High street stores are the lifeblood of housewares brands, says study

Bricks and mortar high street stores are vital for housewares brands as shoppers want to see and touch products before they buy, according to a new report.

‘Shopping Uncovered: Housewares’  was published yesterday (Thursday July 21) by The Market Creative.  It is based on the findings of an online survey conducted in March which asked 1,058 home and leisure shoppers about how they prefer to shop and what influences them to buy.

A total of 364 respondents were shoppers of housewares (defined as linens, decorative accessories, lighting, cookware, tableware, curtains, blinds)

The The report covered buying habits across three generations: Millennials (18-29), Generation X (30-49) and boomers (50-70).

The The study shows that 70% of shoppers visit a store at some stage when buying housewares.

FurtFurthermore while 30% of people prefer to buy online, 44% solely shop instore – 10% higher than all home and leisure shoppers.

MilleMillennials, normally biased towards online shopping, are the most likely age group to do the whole experience instore. The more experienced Generation X, having learned more about what suits their needs, favour shopping online and are less likely to need to see products or want advice.  

The study looked at the impact on buying behaviour of six shopping forces: price (‘I try to find the lowest price and am tempted by a bargain’); need to touch (‘I need to see and touch a product’);  experiential (‘I get pleasure from browsing and the whole shopping experience’); educational (‘I benefit from advice and education when making purchases); brand (brand names matter and influence what I choose); and social approval (‘I find the opinion of others reassuring and like to see reviews’).

Having the opportunity to see and touch products before buying is the most influential force in this category. The overall experience was also important to housewares shoppers, particularly women. Men were more likely to look for social approval.

While getting a good price was important, shoppers were less likely to expect a sale or bargain when buying housewares compared with other categories.

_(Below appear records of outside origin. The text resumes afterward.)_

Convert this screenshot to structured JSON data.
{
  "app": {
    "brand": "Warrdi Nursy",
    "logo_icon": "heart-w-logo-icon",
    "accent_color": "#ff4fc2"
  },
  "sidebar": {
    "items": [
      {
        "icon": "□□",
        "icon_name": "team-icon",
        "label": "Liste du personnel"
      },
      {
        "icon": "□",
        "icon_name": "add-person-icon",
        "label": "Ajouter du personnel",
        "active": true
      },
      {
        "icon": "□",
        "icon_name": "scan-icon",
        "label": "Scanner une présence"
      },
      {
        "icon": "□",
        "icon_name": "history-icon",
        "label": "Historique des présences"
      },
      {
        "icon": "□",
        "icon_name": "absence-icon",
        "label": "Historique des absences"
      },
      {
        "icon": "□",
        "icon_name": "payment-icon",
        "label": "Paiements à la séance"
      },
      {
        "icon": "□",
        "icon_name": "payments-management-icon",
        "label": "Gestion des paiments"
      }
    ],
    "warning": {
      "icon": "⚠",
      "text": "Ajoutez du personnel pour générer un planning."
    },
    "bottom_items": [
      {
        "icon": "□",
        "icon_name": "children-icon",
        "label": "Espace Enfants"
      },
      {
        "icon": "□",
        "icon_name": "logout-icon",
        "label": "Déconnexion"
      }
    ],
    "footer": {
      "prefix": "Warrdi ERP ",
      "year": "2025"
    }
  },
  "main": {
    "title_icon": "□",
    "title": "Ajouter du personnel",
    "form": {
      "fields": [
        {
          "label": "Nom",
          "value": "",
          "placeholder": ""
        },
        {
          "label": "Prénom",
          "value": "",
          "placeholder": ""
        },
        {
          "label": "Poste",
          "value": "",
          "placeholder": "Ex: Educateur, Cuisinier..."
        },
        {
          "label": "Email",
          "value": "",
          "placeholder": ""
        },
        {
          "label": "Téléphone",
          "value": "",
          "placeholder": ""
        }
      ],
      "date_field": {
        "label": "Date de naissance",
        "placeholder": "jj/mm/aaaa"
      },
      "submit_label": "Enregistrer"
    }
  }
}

Sue Benson, managing director of The Market Creative, said: “With desire to see and touch products before buying the most dominant force in this category, it’s clear to see why physical stores play such a big role. Successful brands are those that give shoppers an enjoyable experience, while making it easy to get close to products and imagine them in their own homes.”

She suggested the following marketing tips:

-Make the shopping experience in-store as authentic and ‘homely’ as possible, particularly for women who want to enjoy it and imagine products in their own homes

-Make it easy for men to get what they want quickly; it’s unrealistic to expect them to linger

-Minimise packaging or have display samples to play with so shoppers can get close to products

-Advise Millennials, who are new to the category and will become advocates if you help them avoid mistakes

-Shoppers are less likely to need the same level of education as required for technical goods, but they do want a story. There’s an opportunity to romance products, adding value and avoiding commoditisation

– Encourage upselling: move shoppers away from essentials to items that will delight for their quality, functionality, style or uniqueness

– Help those less confident in design by bundling complementary products

‘Shopping Uncovered: Housewares’ is available to download at themarketcreative.com

The Market Creative was established in 2011 ‘to help brands and retailers inspire shoppers to act by delivering a seamless approach to marketing across the entire shopper journey’. As well as strategic and brand planning services, it delivers integrated advertising, design, content, packaging and in-store solutions. Based in Manchester, it works with regional, national and international brands including Sharps and Silentnight.

Check Also

Typhoon turns 30!

The Rayware Group is celebrating this month as its Typhoon brand turns 30. The Typhoon …